WHAT TO WORK ON> Search the records for the word "this" and report each line that has it.

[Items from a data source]
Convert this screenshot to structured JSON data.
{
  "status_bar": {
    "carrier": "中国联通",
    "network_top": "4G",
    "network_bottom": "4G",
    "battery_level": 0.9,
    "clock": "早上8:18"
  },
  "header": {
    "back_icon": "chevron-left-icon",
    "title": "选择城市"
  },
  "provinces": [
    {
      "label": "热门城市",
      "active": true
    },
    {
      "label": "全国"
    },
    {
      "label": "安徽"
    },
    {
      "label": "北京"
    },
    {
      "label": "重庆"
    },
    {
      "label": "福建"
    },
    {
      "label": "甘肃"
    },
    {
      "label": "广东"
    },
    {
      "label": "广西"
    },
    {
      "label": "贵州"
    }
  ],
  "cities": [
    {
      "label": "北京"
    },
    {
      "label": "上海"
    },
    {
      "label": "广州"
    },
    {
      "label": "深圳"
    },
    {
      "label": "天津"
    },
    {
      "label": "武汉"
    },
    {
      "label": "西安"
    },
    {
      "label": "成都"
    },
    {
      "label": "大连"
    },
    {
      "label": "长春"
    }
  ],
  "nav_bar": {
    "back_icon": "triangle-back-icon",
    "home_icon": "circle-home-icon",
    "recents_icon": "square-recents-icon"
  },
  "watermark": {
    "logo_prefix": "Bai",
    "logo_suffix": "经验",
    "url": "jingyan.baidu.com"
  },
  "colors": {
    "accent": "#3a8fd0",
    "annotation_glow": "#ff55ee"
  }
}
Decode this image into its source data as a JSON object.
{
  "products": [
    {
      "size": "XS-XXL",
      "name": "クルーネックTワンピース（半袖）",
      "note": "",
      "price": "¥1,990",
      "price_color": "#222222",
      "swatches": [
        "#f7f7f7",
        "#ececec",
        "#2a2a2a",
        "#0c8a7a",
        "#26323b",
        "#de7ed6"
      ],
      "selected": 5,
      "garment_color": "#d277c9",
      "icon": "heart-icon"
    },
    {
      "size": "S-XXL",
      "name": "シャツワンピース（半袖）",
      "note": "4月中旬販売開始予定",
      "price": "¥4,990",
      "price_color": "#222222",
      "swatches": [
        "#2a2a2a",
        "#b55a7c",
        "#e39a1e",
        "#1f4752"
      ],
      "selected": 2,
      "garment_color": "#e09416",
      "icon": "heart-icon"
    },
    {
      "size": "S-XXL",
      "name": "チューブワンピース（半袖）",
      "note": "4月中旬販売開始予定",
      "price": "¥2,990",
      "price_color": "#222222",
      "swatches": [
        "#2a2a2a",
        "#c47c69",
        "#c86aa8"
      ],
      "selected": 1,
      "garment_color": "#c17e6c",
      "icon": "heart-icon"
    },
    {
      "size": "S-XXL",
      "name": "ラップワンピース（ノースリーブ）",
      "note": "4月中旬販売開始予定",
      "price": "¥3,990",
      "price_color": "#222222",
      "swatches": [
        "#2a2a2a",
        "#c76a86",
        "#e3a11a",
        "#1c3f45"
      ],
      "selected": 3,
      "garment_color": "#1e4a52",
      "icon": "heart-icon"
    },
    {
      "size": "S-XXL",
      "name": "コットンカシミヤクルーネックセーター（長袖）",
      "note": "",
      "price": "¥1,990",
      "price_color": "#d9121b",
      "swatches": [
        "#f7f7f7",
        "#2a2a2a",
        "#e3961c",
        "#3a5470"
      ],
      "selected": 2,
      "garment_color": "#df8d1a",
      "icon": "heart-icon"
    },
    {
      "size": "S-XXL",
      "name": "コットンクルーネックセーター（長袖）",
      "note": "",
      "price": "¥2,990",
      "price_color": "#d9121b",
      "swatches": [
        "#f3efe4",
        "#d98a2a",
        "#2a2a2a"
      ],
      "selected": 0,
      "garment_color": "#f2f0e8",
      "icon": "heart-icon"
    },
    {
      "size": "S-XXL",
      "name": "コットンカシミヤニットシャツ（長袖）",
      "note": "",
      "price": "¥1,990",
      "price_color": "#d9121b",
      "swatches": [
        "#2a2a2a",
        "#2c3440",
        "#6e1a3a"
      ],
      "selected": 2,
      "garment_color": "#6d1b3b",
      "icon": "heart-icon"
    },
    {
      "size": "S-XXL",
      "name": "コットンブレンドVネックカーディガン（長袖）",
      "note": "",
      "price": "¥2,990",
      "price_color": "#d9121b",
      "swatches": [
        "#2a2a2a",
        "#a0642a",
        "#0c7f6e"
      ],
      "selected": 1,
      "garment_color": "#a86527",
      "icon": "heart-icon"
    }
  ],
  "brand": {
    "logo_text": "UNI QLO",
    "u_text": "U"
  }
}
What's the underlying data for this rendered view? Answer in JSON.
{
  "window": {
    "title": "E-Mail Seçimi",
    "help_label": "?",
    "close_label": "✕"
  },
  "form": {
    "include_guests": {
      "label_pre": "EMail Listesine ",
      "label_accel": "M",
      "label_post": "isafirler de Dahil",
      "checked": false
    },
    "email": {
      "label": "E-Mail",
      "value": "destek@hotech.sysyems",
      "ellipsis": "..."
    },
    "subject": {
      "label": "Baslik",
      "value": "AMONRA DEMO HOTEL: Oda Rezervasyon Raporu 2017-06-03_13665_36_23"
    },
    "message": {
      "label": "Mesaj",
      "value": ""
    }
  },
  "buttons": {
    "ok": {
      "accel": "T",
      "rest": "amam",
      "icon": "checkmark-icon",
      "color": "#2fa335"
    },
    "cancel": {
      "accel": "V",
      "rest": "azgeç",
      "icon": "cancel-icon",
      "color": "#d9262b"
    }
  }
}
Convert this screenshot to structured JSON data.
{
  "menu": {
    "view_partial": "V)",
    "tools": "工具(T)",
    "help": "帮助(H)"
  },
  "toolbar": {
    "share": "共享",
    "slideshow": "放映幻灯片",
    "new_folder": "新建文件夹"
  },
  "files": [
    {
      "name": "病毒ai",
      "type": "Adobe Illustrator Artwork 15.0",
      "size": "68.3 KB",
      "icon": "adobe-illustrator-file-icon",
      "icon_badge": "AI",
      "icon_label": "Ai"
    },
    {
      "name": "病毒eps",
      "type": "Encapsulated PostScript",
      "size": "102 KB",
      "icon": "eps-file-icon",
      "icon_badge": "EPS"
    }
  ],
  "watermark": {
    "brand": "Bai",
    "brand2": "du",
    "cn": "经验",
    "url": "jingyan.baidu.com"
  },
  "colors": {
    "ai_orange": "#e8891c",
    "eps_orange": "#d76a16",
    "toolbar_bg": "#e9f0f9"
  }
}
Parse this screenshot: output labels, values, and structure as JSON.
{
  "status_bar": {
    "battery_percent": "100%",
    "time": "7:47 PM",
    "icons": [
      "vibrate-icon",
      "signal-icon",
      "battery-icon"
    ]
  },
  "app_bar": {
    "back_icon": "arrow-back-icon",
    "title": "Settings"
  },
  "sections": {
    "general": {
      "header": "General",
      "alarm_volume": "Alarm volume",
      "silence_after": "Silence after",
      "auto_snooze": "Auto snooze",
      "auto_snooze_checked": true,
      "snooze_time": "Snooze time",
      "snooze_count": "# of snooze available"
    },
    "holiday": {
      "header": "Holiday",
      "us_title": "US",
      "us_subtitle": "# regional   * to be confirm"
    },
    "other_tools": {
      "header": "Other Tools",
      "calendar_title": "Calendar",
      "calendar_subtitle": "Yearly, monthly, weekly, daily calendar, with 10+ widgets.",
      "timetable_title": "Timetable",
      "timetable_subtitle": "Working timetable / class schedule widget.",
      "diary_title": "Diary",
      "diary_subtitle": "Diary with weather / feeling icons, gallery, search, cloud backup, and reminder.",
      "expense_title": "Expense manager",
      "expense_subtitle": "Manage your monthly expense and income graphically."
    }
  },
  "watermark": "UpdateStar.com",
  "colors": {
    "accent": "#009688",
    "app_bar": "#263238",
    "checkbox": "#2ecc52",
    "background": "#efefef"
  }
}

WRITTEN ANSWER>
Convert this screenshot to structured JSON data.
Decode this image into its source data as a JSON object.
What's the underlying data for this rendered view? Answer in JSON.
Convert this screenshot to structured JSON data.
Parse this screenshot: output labels, values, and structure as JSON.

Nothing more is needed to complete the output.